“Partnerships are the key,” Caulfield said. “You can see from what’s listed here the array of partnerships that UAS has. We’re a small institution. … We’re effective only when we’re able to work with employers.”
Among the partnerships Caulfield mentioned are those with other University of Alaska schools, including the larger institutions in Anchorage and Fairbanks as well as smaller colleges around the state, as well as with the Alaska Marine Highway System, the Alaska Miners Association, Yukon College and other schools in Canada, and the United States Forest Service.
One prominent program Caulfield talked about in some detail is the Center for Mine Training, which provides distance courses for high school students interested in mining careers. He mentioned Gov. Sean Parnell’s visit last month to the UAS campus in Juneau to speak at an introductory course for the program.
“We really appreciated the governor coming out and underscoring the importance of that opportunity,” said Caulfield.
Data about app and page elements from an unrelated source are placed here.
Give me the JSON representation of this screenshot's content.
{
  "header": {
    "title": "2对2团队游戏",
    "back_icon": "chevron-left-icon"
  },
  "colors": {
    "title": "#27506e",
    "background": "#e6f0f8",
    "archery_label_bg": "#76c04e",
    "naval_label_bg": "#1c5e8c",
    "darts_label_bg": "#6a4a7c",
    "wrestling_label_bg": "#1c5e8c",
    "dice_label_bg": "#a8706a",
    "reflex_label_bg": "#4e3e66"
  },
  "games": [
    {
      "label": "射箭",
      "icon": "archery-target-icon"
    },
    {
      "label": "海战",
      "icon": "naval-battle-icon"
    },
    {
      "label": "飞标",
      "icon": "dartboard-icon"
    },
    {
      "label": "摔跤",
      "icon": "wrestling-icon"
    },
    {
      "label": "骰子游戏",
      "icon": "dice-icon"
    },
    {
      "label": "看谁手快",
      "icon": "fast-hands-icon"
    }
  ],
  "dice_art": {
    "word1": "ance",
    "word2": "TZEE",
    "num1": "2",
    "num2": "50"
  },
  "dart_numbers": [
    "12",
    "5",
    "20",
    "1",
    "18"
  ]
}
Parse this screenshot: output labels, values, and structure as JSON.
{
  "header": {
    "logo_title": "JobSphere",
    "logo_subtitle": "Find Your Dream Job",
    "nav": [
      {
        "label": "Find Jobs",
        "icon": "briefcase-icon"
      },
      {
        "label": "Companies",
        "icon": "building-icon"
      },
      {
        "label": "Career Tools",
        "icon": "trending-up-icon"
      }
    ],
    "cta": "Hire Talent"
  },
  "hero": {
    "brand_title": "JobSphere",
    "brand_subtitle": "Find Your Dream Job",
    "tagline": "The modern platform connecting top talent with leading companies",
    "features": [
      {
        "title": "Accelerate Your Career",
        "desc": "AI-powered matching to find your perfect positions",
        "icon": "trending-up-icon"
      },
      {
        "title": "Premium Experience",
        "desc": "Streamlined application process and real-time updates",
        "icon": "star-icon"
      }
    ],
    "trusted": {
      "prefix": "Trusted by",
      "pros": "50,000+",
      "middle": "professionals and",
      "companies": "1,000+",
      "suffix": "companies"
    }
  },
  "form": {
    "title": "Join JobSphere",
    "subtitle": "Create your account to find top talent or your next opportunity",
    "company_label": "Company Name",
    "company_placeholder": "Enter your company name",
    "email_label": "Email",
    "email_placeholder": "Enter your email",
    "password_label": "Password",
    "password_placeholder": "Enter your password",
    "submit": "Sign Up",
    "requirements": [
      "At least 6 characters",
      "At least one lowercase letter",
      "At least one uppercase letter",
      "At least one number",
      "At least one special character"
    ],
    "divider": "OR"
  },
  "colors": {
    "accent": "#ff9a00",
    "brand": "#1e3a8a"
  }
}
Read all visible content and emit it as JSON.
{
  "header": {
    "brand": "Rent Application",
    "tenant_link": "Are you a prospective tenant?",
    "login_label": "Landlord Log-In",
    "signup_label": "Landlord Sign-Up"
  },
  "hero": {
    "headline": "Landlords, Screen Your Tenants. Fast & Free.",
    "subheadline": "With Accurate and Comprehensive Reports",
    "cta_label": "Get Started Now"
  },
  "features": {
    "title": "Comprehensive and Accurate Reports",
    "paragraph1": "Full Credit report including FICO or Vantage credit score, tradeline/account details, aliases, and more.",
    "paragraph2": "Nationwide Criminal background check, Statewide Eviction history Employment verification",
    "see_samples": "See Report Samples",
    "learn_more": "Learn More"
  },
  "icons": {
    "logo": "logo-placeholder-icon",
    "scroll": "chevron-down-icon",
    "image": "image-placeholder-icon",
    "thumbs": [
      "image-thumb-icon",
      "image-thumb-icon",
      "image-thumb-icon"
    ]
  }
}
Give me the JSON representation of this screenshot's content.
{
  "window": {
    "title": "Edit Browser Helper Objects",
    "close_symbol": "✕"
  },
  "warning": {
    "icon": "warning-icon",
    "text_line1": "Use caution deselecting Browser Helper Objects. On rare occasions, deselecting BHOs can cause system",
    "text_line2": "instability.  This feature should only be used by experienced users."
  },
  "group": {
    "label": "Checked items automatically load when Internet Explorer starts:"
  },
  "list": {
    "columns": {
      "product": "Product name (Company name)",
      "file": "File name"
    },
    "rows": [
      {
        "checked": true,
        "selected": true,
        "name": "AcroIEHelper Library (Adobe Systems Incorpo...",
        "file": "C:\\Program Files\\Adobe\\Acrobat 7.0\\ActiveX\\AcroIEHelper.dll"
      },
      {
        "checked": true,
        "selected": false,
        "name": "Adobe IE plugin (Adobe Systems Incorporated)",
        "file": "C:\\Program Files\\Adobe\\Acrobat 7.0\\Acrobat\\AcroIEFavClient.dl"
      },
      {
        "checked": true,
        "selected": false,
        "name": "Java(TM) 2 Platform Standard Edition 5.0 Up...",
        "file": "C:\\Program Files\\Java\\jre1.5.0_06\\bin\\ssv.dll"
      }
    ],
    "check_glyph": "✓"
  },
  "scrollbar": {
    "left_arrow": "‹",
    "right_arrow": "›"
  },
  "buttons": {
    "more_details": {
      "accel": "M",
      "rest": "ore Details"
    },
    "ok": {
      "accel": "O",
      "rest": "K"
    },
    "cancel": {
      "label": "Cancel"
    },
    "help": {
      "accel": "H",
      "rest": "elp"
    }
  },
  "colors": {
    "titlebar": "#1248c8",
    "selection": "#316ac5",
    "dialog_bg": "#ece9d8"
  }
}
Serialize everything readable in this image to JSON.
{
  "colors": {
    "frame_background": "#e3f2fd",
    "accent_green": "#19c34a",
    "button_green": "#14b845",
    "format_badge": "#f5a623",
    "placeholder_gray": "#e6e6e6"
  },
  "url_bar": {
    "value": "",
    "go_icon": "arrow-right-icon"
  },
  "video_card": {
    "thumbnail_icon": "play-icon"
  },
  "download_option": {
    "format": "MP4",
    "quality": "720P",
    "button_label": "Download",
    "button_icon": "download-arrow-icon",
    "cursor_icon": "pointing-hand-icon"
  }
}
According to statistics presented by Pugh, some 70 percent of students at UAS are part-time. Pugh and Caulfield commented on the “nontraditional” student population at the school.
“We know we’re small, but I think we also have … a place in the system that I think is very important for certain students,” Pugh said.
Caulfield described UAS as filling the role of a community college as well as being a university.
“Most universities in the Lower 48 states have four or five community colleges nearby,” Caulfield remarked. “Well, we don’t have that. We have the responsibility to meet that very, very broad mission.”
The subcommittee and university representatives also looked at budget numbers for the UAS campuses in Juneau, Ketchikan and Sitka, but were frustrated by the lack of data on what was budgeted in fiscal year 2012 versus what was actually spent.
Muñoz said she wants to see that data for the subcommittee to review in future.
At the end of the meeting, Muñoz thanked Pugh and Caulfield for appearing.
“It’s been a very interesting conversation,” Muñoz said. “I really appreciate the work that you put into the presentations.”
Muñoz’s other Finance subcommittee, which is looking at the Alaska Department of Environmental Conservation’s share of the budget, also met on Tuesday.
• Contact reporter Mark D. Miller at 586-1821 or at email@example.com.